An optical effect in which a material shows two different colors under different lighting conditions. For example, under plane polarized light, calcite crystals will change colors from blue to pink when viewed at different angles. Some materials, such as alexandrite, cobalt yellow, and chlorophyll solutions, exhibit different colors when viewed in reflected versus transmitted light. A dichroic mirror is designed to reflect some wavelengths while transmitting others.

See also anisotropic, and birefringence.

Synonyms and Related Terms

Dichroismus (Deut.); dicroïsme (Fr.); dichroic light

Sources Checked for Data in Record

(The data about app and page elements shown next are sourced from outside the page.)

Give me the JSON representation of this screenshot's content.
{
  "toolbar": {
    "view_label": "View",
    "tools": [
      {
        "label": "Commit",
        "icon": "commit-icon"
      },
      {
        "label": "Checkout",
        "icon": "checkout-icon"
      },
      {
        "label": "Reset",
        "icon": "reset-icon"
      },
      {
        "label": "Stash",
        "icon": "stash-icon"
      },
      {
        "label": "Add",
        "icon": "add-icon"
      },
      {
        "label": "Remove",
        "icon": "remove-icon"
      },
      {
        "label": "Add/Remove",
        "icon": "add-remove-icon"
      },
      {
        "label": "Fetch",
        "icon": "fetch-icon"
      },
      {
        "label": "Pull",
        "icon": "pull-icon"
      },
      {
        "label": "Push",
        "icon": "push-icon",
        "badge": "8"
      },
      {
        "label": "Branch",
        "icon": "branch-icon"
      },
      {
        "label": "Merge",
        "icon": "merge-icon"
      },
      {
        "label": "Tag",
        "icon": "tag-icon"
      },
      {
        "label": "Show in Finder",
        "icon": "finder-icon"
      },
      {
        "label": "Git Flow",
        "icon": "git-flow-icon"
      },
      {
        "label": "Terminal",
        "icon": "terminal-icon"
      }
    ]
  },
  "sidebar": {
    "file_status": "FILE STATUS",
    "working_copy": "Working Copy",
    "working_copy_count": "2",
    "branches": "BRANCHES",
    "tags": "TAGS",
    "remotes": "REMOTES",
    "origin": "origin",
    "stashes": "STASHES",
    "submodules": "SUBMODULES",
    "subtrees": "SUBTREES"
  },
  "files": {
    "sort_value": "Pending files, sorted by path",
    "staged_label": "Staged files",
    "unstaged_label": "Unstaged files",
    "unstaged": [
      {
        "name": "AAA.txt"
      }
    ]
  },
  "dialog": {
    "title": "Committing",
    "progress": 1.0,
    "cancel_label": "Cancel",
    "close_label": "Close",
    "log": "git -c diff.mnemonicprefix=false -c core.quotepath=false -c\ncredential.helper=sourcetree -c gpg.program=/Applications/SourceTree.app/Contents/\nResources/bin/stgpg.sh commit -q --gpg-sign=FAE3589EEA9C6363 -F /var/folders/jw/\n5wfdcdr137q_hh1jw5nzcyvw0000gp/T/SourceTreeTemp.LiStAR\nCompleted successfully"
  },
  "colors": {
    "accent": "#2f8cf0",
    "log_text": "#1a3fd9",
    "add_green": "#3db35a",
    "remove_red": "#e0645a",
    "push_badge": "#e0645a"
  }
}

  • Ralph Mayer, A Dictionary of Art Terms and Techniques, Harper and Row Publishers, New York, 1969 (also 1945 printing)
  • Walter C. McCrone, John Gustave Delly, The Particle Atlas, W. McCrone Associates, Chicago, IV, 1972
  • Richard C. Wolbers, Nanette T. Sterman, Chris Stavroudis, Notes for Workshop on New Methods in the Cleaning of Paintings, J.Paul Getty Trust, Los Angeles, 1990
  • Richard S. Lewis, Hawley's Condensed Chemical Dictionary, Van Nostrand Reinhold, New York, 10th ed., 1993
  • Van Nostrand's Scientific Encyclopedia, Douglas M. Considine (ed.), Van Nostrand Reinhold, New York, 1976
  • The American Heritage Dictionary or Encarta, via Microsoft Bookshelf 98, Microsoft Corp., 1998